As I already mentioned, the psalm begins with “I lift up my eyes to the hills – where does my help come from?” At this point, it is helpful to imagine yourself as a traveler in the fourth century B.C. traveling through the desert terrain of Palestine on your way to the temple in Jerusalem that slowly increases in elevation. When you are walking down the road where there are roads there is obviously going to be some rugged terrain. At some point, the person is going to lift his or her eyes up and see the hills and possibly mountains in the distance. We don’t know exactly what that person would be thinking and what is going through his or her mind, but we can speculate that when the person sees the hills or mountains in front of them, maybe they are thinking I am really not in shape for this journey. Kind of like me when I am trying to walk home all the way up the hill. I say I am not in shape for this. They could be thinking this looks like a physical test that I am not ready for. Or possibly, they are looking at the hills and saying I have heard there are bandits and robbers out there. I have heard there are some wild animals out there and maybe I should take a shortcut. It reminds me of a story from when I was growing up. I was about 10 years old. I was going up to the store and I had my bike. Down the road, I saw this big, mean dog coming towards me so I did what any other kid would do. I decided to run across the street to take a shortcut. I stepped off the curb and got hit by a car. Pretty much wiped out. Obviously, I am okay. The good news is I got a brand new bike out of the deal. For some reason it reminded of this story.

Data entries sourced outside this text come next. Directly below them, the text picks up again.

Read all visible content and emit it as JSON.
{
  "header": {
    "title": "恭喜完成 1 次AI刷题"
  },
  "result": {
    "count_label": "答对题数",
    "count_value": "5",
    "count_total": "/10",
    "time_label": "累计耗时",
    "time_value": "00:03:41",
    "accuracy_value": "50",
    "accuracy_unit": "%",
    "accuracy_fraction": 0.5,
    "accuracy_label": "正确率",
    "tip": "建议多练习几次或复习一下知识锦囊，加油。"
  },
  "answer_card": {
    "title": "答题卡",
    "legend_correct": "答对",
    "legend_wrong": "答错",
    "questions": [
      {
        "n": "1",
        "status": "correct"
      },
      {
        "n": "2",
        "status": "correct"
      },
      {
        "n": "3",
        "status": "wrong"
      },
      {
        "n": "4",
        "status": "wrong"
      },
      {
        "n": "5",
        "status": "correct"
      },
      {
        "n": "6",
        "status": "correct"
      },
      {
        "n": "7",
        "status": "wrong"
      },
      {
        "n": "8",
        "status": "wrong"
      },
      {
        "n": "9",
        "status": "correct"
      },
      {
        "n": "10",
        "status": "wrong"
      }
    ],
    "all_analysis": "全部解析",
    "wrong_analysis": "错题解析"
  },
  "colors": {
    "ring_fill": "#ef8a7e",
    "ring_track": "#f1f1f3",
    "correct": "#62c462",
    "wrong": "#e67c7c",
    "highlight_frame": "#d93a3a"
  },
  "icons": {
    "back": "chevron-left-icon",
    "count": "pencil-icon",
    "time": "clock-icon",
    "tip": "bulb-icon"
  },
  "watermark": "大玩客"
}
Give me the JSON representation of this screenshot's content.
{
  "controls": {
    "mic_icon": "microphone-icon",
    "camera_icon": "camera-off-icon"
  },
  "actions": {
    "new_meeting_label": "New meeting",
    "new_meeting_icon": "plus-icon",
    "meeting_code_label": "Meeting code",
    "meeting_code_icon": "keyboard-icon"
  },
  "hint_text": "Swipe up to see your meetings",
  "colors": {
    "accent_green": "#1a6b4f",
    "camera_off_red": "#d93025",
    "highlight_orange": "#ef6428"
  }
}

Copy Sermon to Clipboard with PRO Download Sermon with PRO
Talk about it...

Nobody has commented yet. Be the first!

Join the discussion